## Exercise
Leaving out the pictures, write the following records exactly as they read.

## Provided entries
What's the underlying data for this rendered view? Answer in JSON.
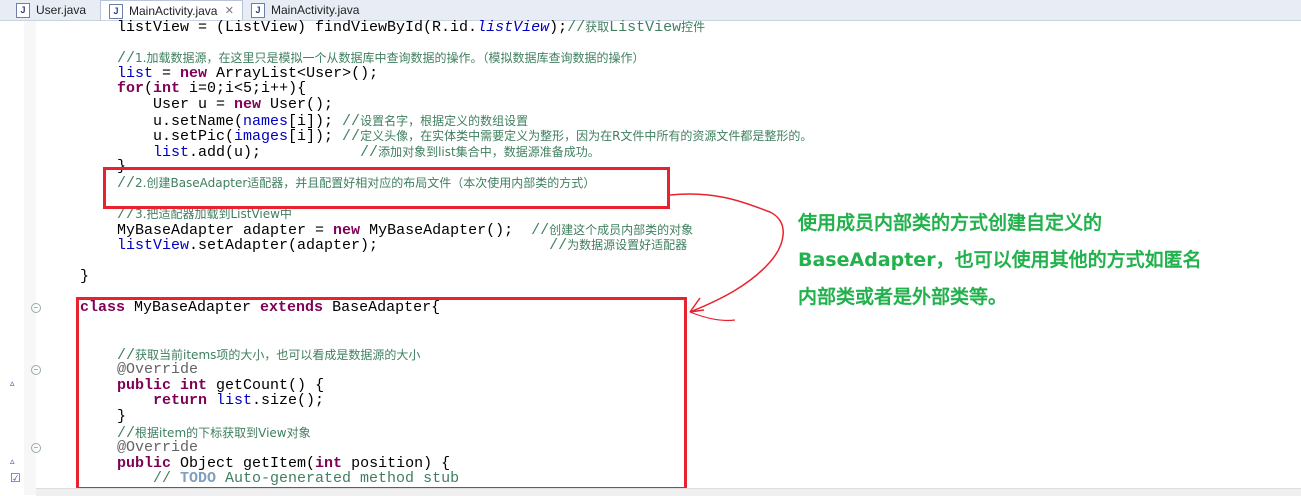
{
  "tabs": [
    {
      "label": "User.java",
      "active": false
    },
    {
      "label": "MainActivity.java",
      "active": true,
      "close": "✕"
    },
    {
      "label": "MainActivity.java",
      "active": false
    }
  ],
  "code_lines": [
    {
      "indent": 2,
      "segs": [
        [
          "",
          "listView = (ListView) findViewById(R.id."
        ],
        [
          "ital",
          "listView"
        ],
        [
          "",
          ");"
        ],
        [
          "cmm",
          "//"
        ],
        [
          "cm",
          "获取"
        ],
        [
          "cmm",
          "ListView"
        ],
        [
          "cm",
          "控件"
        ]
      ]
    },
    {
      "indent": 0,
      "segs": []
    },
    {
      "indent": 2,
      "segs": [
        [
          "cmm",
          "//"
        ],
        [
          "cm",
          "1.加载数据源，在这里只是模拟一个从数据库中查询数据的操作。（模拟数据库查询数据的操作）"
        ]
      ]
    },
    {
      "indent": 2,
      "segs": [
        [
          "fld",
          "list"
        ],
        [
          "",
          " = "
        ],
        [
          "kw",
          "new"
        ],
        [
          "",
          " ArrayList<User>();"
        ]
      ]
    },
    {
      "indent": 2,
      "segs": [
        [
          "kw",
          "for"
        ],
        [
          "",
          "("
        ],
        [
          "kw",
          "int"
        ],
        [
          "",
          " i=0;i<5;i++){"
        ]
      ]
    },
    {
      "indent": 3,
      "segs": [
        [
          "",
          "User u = "
        ],
        [
          "kw",
          "new"
        ],
        [
          "",
          " User();"
        ]
      ]
    },
    {
      "indent": 3,
      "segs": [
        [
          "",
          "u.setName("
        ],
        [
          "fld",
          "names"
        ],
        [
          "",
          "[i]); "
        ],
        [
          "cmm",
          "//"
        ],
        [
          "cm",
          "设置名字，根据定义的数组设置"
        ]
      ]
    },
    {
      "indent": 3,
      "segs": [
        [
          "",
          "u.setPic("
        ],
        [
          "fld",
          "images"
        ],
        [
          "",
          "[i]); "
        ],
        [
          "cmm",
          "//"
        ],
        [
          "cm",
          "定义头像，在实体类中需要定义为整形，因为在R文件中所有的资源文件都是整形的。"
        ]
      ]
    },
    {
      "indent": 3,
      "segs": [
        [
          "fld",
          "list"
        ],
        [
          "",
          ".add(u);           "
        ],
        [
          "cmm",
          "//"
        ],
        [
          "cm",
          "添加对象到list集合中，数据源准备成功。"
        ]
      ]
    },
    {
      "indent": 2,
      "segs": [
        [
          "",
          "}"
        ]
      ]
    },
    {
      "indent": 2,
      "segs": [
        [
          "cmm",
          "//"
        ],
        [
          "cm",
          "2.创建BaseAdapter适配器，并且配置好相对应的布局文件（本次使用内部类的方式）"
        ]
      ]
    },
    {
      "indent": 0,
      "segs": []
    },
    {
      "indent": 2,
      "segs": [
        [
          "cmm",
          "//"
        ],
        [
          "cm",
          "3.把适配器加载到ListView中"
        ]
      ]
    },
    {
      "indent": 2,
      "segs": [
        [
          "",
          "MyBaseAdapter adapter = "
        ],
        [
          "kw",
          "new"
        ],
        [
          "",
          " MyBaseAdapter();  "
        ],
        [
          "cmm",
          "//"
        ],
        [
          "cm",
          "创建这个成员内部类的对象"
        ]
      ]
    },
    {
      "indent": 2,
      "segs": [
        [
          "fld",
          "listView"
        ],
        [
          "",
          ".setAdapter(adapter);                   "
        ],
        [
          "cmm",
          "//"
        ],
        [
          "cm",
          "为数据源设置好适配器"
        ]
      ]
    },
    {
      "indent": 0,
      "segs": []
    },
    {
      "indent": 1,
      "segs": [
        [
          "",
          "}"
        ]
      ]
    },
    {
      "indent": 0,
      "segs": []
    },
    {
      "indent": 1,
      "segs": [
        [
          "kw",
          "class"
        ],
        [
          "",
          " MyBaseAdapter "
        ],
        [
          "kw",
          "extends"
        ],
        [
          "",
          " BaseAdapter{"
        ]
      ]
    },
    {
      "indent": 0,
      "segs": []
    },
    {
      "indent": 0,
      "segs": []
    },
    {
      "indent": 2,
      "segs": [
        [
          "cmm",
          "//"
        ],
        [
          "cm",
          "获取当前items项的大小，也可以看成是数据源的大小"
        ]
      ]
    },
    {
      "indent": 2,
      "segs": [
        [
          "ann",
          "@Override"
        ]
      ]
    },
    {
      "indent": 2,
      "segs": [
        [
          "kw",
          "public"
        ],
        [
          "",
          " "
        ],
        [
          "kw",
          "int"
        ],
        [
          "",
          " getCount() {"
        ]
      ]
    },
    {
      "indent": 3,
      "segs": [
        [
          "kw",
          "return"
        ],
        [
          "",
          " "
        ],
        [
          "fld",
          "list"
        ],
        [
          "",
          ".size();"
        ]
      ]
    },
    {
      "indent": 2,
      "segs": [
        [
          "",
          "}"
        ]
      ]
    },
    {
      "indent": 2,
      "segs": [
        [
          "cmm",
          "//"
        ],
        [
          "cm",
          "根据item的下标获取到View对象"
        ]
      ]
    },
    {
      "indent": 2,
      "segs": [
        [
          "ann",
          "@Override"
        ]
      ]
    },
    {
      "indent": 2,
      "segs": [
        [
          "kw",
          "public"
        ],
        [
          "",
          " Object getItem("
        ],
        [
          "kw",
          "int"
        ],
        [
          "",
          " position) {"
        ]
      ]
    },
    {
      "indent": 3,
      "segs": [
        [
          "cmm",
          "// "
        ],
        [
          "todo",
          "TODO"
        ],
        [
          "cmm",
          " Auto-generated method stub"
        ]
      ]
    }
  ],
  "annotation": {
    "lines": [
      "使用成员内部类的方式创建自定义的",
      "BaseAdapter，也可以使用其他的方式如匿名",
      "内部类或者是外部类等。"
    ]
  },
  "colors": {
    "box": "#e8222e",
    "annotation": "#22b14c"
  }
}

## Exercise output
What's the underlying data for this rendered view? Answer in JSON.
{
  "tabs": [
    {
      "label": "User.java",
      "active": false
    },
    {
      "label": "MainActivity.java",
      "active": true,
      "close": "✕"
    },
    {
      "label": "MainActivity.java",
      "active": false
    }
  ],
  "code_lines": [
    {
      "indent": 2,
      "segs": [
        [
          "",
          "listView = (ListView) findViewById(R.id."
        ],
        [
          "ital",
          "listView"
        ],
        [
          "",
          ");"
        ],
        [
          "cmm",
          "//"
        ],
        [
          "cm",
          "获取"
        ],
        [
          "cmm",
          "ListView"
        ],
        [
          "cm",
          "控件"
        ]
      ]
    },
    {
      "indent": 0,
      "segs": []
    },
    {
      "indent": 2,
      "segs": [
        [
          "cmm",
          "//"
        ],
        [
          "cm",
          "1.加载数据源，在这里只是模拟一个从数据库中查询数据的操作。（模拟数据库查询数据的操作）"
        ]
      ]
    },
    {
      "indent": 2,
      "segs": [
        [
          "fld",
          "list"
        ],
        [
          "",
          " = "
        ],
        [
          "kw",
          "new"
        ],
        [
          "",
          " ArrayList<User>();"
        ]
      ]
    },
    {
      "indent": 2,
      "segs": [
        [
          "kw",
          "for"
        ],
        [
          "",
          "("
        ],
        [
          "kw",
          "int"
        ],
        [
          "",
          " i=0;i<5;i++){"
        ]
      ]
    },
    {
      "indent": 3,
      "segs": [
        [
          "",
          "User u = "
        ],
        [
          "kw",
          "new"
        ],
        [
          "",
          " User();"
        ]
      ]
    },
    {
      "indent": 3,
      "segs": [
        [
          "",
          "u.setName("
        ],
        [
          "fld",
          "names"
        ],
        [
          "",
          "[i]); "
        ],
        [
          "cmm",
          "//"
        ],
        [
          "cm",
          "设置名字，根据定义的数组设置"
        ]
      ]
    },
    {
      "indent": 3,
      "segs": [
        [
          "",
          "u.setPic("
        ],
        [
          "fld",
          "images"
        ],
        [
          "",
          "[i]); "
        ],
        [
          "cmm",
          "//"
        ],
        [
          "cm",
          "定义头像，在实体类中需要定义为整形，因为在R文件中所有的资源文件都是整形的。"
        ]
      ]
    },
    {
      "indent": 3,
      "segs": [
        [
          "fld",
          "list"
        ],
        [
          "",
          ".add(u);           "
        ],
        [
          "cmm",
          "//"
        ],
        [
          "cm",
          "添加对象到list集合中，数据源准备成功。"
        ]
      ]
    },
    {
      "indent": 2,
      "segs": [
        [
          "",
          "}"
        ]
      ]
    },
    {
      "indent": 2,
      "segs": [
        [
          "cmm",
          "//"
        ],
        [
          "cm",
          "2.创建BaseAdapter适配器，并且配置好相对应的布局文件（本次使用内部类的方式）"
        ]
      ]
    },
    {
      "indent": 0,
      "segs": []
    },
    {
      "indent": 2,
      "segs": [
        [
          "cmm",
          "//"
        ],
        [
          "cm",
          "3.把适配器加载到ListView中"
        ]
      ]
    },
    {
      "indent": 2,
      "segs": [
        [
          "",
          "MyBaseAdapter adapter = "
        ],
        [
          "kw",
          "new"
        ],
        [
          "",
          " MyBaseAdapter();  "
        ],
        [
          "cmm",
          "//"
        ],
        [
          "cm",
          "创建这个成员内部类的对象"
        ]
      ]
    },
    {
      "indent": 2,
      "segs": [
        [
          "fld",
          "listView"
        ],
        [
          "",
          ".setAdapter(adapter);                   "
        ],
        [
          "cmm",
          "//"
        ],
        [
          "cm",
          "为数据源设置好适配器"
        ]
      ]
    },
    {
      "indent": 0,
      "segs": []
    },
    {
      "indent": 1,
      "segs": [
        [
          "",
          "}"
        ]
      ]
    },
    {
      "indent": 0,
      "segs": []
    },
    {
      "indent": 1,
      "segs": [
        [
          "kw",
          "class"
        ],
        [
          "",
          " MyBaseAdapter "
        ],
        [
          "kw",
          "extends"
        ],
        [
          "",
          " BaseAdapter{"
        ]
      ]
    },
    {
      "indent": 0,
      "segs": []
    },
    {
      "indent": 0,
      "segs": []
    },
    {
      "indent": 2,
      "segs": [
        [
          "cmm",
          "//"
        ],
        [
          "cm",
          "获取当前items项的大小，也可以看成是数据源的大小"
        ]
      ]
    },
    {
      "indent": 2,
      "segs": [
        [
          "ann",
          "@Override"
        ]
      ]
    },
    {
      "indent": 2,
      "segs": [
        [
          "kw",
          "public"
        ],
        [
          "",
          " "
        ],
        [
          "kw",
          "int"
        ],
        [
          "",
          " getCount() {"
        ]
      ]
    },
    {
      "indent": 3,
      "segs": [
        [
          "kw",
          "return"
        ],
        [
          "",
          " "
        ],
        [
          "fld",
          "list"
        ],
        [
          "",
          ".size();"
        ]
      ]
    },
    {
      "indent": 2,
      "segs": [
        [
          "",
          "}"
        ]
      ]
    },
    {
      "indent": 2,
      "segs": [
        [
          "cmm",
          "//"
        ],
        [
          "cm",
          "根据item的下标获取到View对象"
        ]
      ]
    },
    {
      "indent": 2,
      "segs": [
        [
          "ann",
          "@Override"
        ]
      ]
    },
    {
      "indent": 2,
      "segs": [
        [
          "kw",
          "public"
        ],
        [
          "",
          " Object getItem("
        ],
        [
          "kw",
          "int"
        ],
        [
          "",
          " position) {"
        ]
      ]
    },
    {
      "indent": 3,
      "segs": [
        [
          "cmm",
          "// "
        ],
        [
          "todo",
          "TODO"
        ],
        [
          "cmm",
          " Auto-generated method stub"
        ]
      ]
    }
  ],
  "annotation": {
    "lines": [
      "使用成员内部类的方式创建自定义的",
      "BaseAdapter，也可以使用其他的方式如匿名",
      "内部类或者是外部类等。"
    ]
  },
  "colors": {
    "box": "#e8222e",
    "annotation": "#22b14c"
  }
}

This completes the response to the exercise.